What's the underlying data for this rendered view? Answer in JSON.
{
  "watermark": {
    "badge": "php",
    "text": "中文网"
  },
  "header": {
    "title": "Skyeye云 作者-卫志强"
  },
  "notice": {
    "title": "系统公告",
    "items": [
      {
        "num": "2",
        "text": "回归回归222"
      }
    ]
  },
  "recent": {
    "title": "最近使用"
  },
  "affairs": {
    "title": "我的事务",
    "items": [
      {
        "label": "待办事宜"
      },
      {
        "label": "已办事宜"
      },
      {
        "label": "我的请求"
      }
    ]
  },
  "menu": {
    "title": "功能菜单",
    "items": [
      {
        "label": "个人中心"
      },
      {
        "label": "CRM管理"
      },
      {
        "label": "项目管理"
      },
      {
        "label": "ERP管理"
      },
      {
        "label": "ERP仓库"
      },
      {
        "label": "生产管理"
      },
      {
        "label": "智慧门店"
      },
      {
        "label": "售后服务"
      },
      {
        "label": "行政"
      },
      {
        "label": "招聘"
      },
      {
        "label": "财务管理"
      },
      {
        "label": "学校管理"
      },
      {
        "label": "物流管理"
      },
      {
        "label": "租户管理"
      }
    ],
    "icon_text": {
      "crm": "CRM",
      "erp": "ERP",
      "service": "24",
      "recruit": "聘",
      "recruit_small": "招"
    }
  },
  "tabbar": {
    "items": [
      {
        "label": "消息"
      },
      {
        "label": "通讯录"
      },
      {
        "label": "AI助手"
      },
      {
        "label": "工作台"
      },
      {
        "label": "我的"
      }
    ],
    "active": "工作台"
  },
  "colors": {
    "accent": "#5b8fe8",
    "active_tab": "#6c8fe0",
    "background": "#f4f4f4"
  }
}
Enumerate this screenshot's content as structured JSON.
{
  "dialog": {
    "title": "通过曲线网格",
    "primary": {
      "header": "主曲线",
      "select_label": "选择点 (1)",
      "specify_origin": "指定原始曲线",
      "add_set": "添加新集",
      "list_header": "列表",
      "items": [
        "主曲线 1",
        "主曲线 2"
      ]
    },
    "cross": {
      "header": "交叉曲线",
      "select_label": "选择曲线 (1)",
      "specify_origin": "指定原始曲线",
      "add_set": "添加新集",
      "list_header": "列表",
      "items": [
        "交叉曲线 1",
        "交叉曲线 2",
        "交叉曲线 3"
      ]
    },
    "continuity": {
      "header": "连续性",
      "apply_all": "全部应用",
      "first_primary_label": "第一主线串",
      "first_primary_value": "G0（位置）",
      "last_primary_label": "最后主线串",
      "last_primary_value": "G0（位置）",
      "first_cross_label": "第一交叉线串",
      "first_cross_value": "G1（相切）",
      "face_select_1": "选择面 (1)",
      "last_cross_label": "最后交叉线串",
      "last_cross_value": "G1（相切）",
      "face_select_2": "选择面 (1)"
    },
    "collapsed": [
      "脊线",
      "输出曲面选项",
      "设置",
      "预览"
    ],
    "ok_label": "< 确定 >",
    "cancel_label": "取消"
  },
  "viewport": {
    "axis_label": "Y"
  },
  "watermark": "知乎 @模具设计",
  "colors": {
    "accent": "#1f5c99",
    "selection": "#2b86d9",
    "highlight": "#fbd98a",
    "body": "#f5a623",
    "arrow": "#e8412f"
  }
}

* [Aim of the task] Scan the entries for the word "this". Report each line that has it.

* [Completed task]
What's the underlying data for this rendered view? Answer in JSON.
Enumerate this screenshot's content as structured JSON.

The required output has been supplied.